-- Source records follows --

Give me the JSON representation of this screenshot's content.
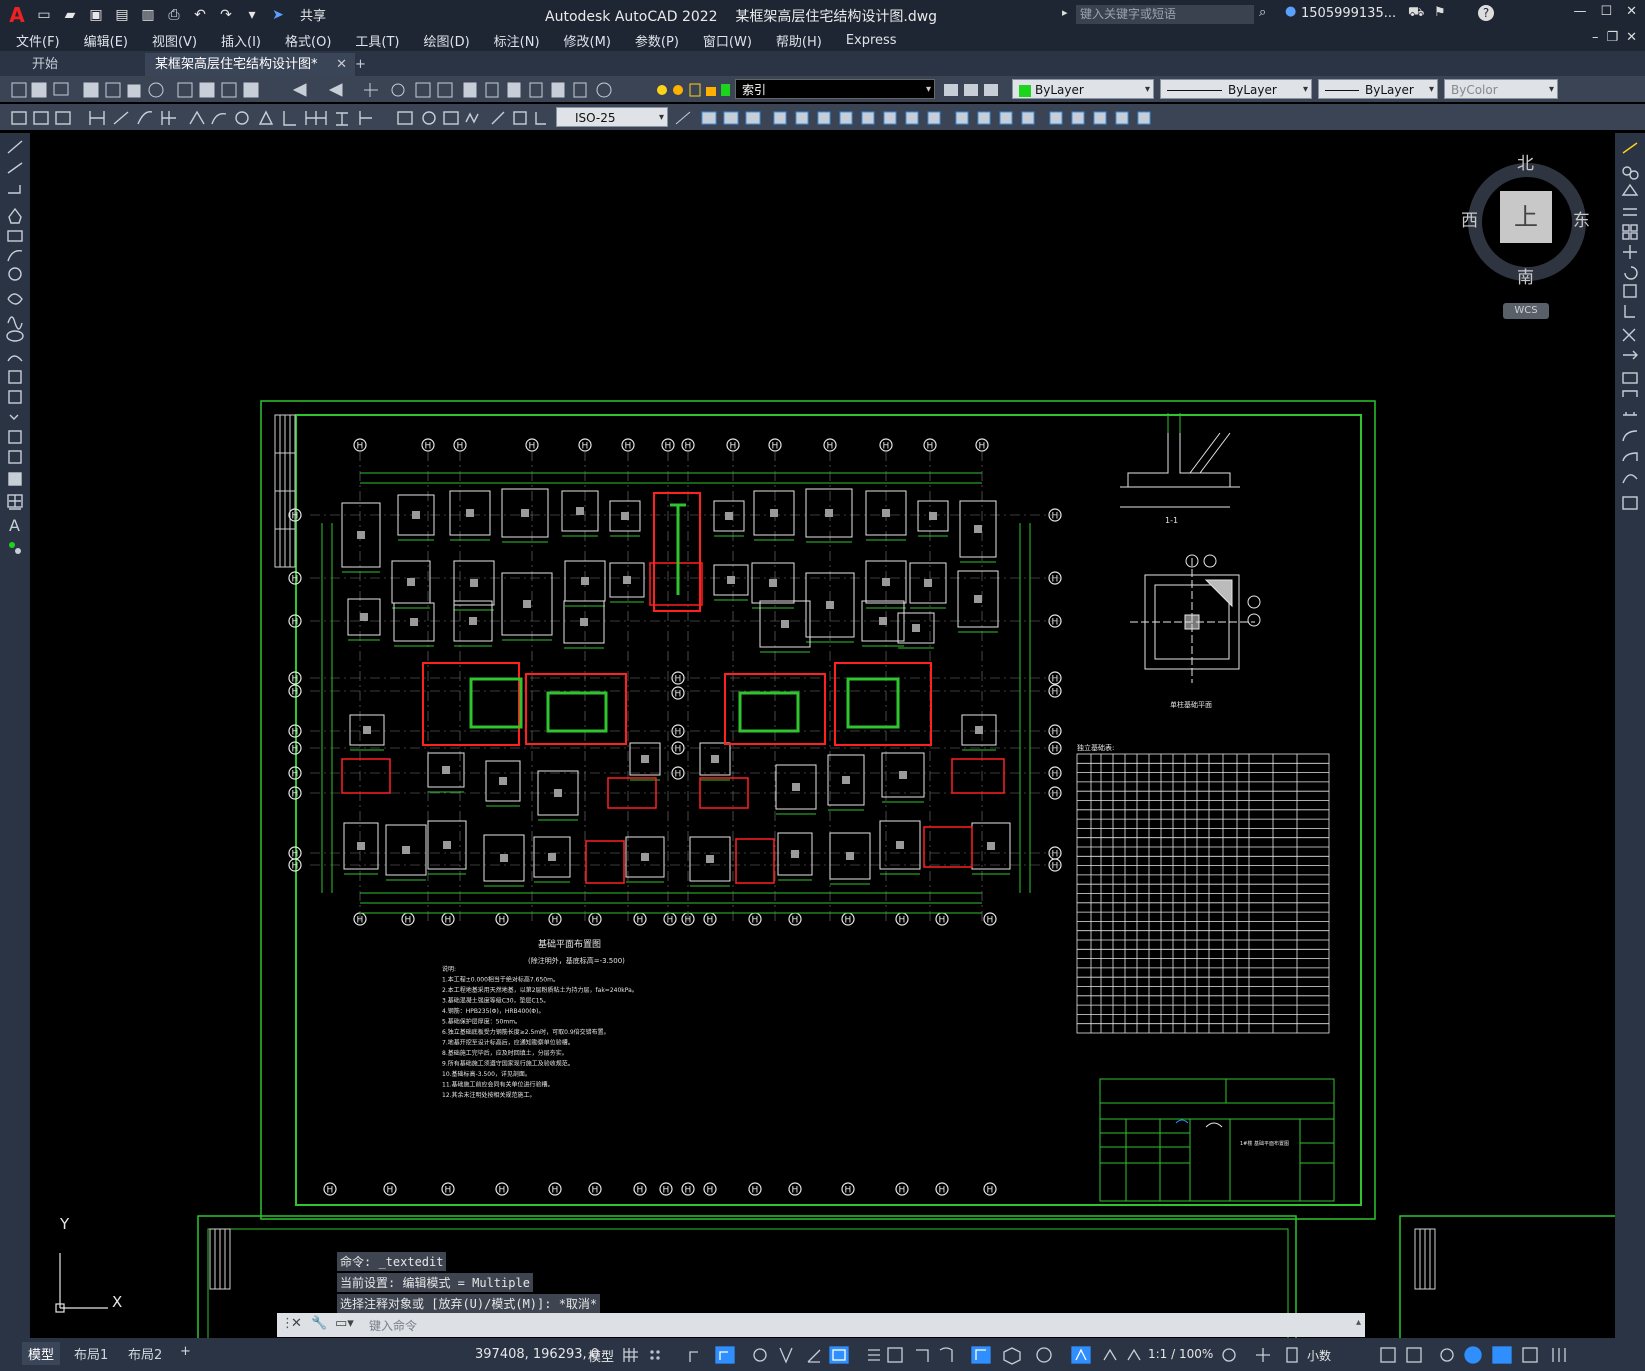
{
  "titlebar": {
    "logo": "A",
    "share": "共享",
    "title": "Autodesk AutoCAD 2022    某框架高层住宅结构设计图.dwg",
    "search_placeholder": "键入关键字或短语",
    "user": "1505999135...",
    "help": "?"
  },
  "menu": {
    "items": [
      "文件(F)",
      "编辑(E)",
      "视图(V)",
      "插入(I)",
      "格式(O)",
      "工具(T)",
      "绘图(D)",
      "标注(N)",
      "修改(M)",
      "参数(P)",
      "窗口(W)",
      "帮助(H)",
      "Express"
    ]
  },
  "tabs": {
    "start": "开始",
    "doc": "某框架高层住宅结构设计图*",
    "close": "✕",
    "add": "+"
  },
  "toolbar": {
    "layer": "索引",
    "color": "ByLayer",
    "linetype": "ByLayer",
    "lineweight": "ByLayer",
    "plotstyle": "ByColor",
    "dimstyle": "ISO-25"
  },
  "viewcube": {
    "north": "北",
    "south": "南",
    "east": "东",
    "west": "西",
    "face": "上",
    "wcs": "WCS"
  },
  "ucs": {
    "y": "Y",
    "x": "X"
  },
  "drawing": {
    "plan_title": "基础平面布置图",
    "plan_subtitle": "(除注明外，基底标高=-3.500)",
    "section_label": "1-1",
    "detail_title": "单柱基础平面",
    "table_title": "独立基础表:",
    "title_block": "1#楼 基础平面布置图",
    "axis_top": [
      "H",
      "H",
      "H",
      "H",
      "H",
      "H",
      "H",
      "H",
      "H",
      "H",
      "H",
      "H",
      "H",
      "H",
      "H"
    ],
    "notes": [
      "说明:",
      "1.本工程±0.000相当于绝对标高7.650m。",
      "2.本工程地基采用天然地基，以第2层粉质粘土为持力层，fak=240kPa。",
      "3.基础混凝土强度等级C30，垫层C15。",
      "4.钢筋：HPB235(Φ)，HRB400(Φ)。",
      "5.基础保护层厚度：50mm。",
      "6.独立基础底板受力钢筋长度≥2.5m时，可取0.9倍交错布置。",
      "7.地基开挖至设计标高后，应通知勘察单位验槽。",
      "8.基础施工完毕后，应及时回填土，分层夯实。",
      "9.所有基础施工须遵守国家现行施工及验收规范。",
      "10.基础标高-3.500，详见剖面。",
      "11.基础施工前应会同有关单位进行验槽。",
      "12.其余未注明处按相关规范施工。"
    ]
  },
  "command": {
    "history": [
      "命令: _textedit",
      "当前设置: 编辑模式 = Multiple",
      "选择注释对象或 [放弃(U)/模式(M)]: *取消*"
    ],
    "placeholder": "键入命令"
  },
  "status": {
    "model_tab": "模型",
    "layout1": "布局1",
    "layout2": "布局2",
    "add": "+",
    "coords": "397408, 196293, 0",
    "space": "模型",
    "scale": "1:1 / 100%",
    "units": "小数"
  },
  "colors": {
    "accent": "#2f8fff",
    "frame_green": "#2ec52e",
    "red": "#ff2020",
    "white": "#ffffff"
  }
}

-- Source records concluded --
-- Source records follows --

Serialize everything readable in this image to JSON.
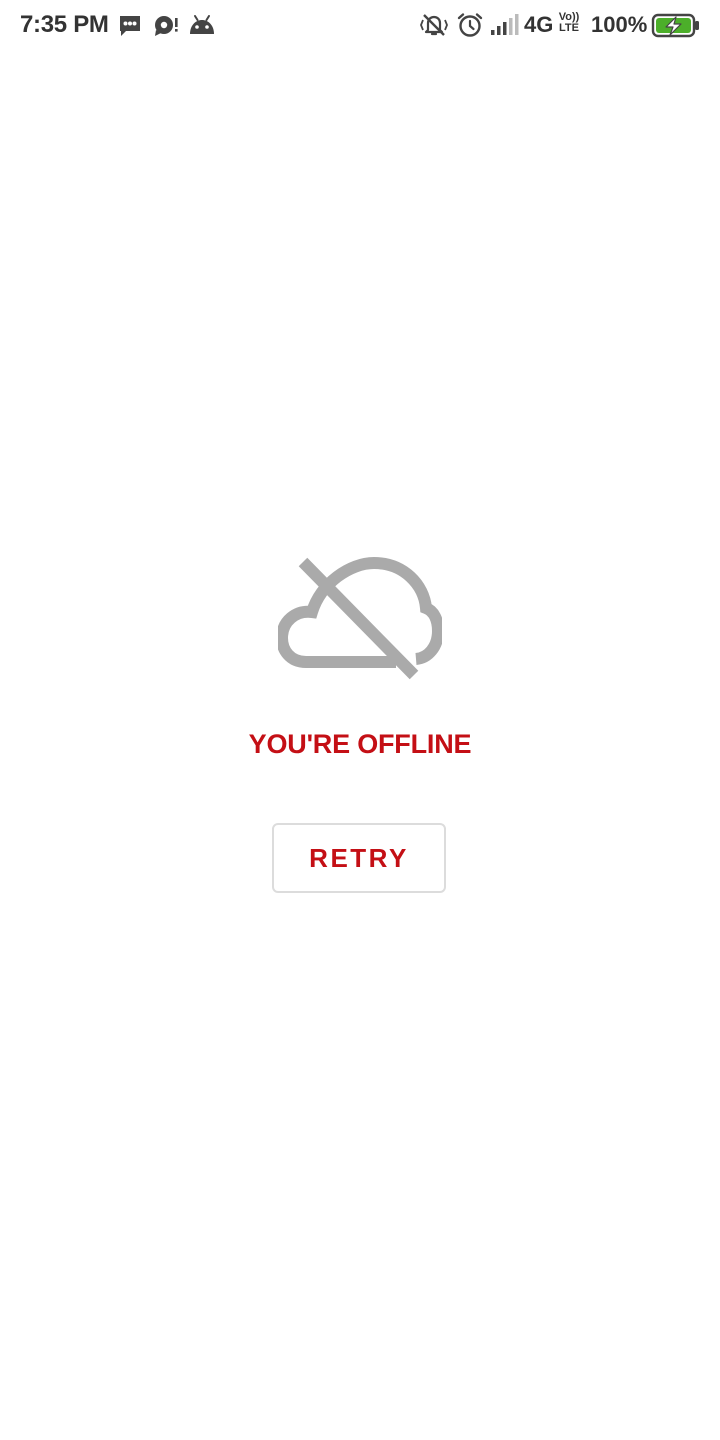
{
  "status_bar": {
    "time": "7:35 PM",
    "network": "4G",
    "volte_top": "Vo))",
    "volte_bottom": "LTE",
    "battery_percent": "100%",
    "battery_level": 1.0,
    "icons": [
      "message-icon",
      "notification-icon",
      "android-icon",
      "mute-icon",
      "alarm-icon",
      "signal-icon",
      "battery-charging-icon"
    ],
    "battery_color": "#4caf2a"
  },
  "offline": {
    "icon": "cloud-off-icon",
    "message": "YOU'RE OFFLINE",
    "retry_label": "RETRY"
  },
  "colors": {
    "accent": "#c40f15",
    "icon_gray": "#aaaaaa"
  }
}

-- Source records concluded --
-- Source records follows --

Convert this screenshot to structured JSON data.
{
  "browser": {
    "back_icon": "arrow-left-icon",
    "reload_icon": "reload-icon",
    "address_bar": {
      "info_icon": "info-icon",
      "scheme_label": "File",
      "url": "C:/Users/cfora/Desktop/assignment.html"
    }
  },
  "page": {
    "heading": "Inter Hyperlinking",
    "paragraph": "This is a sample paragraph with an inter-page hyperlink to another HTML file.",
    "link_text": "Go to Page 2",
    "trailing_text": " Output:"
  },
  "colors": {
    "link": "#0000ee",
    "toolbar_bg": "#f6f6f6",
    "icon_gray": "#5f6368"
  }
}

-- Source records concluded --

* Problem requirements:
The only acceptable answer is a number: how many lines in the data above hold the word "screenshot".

* Written response:
2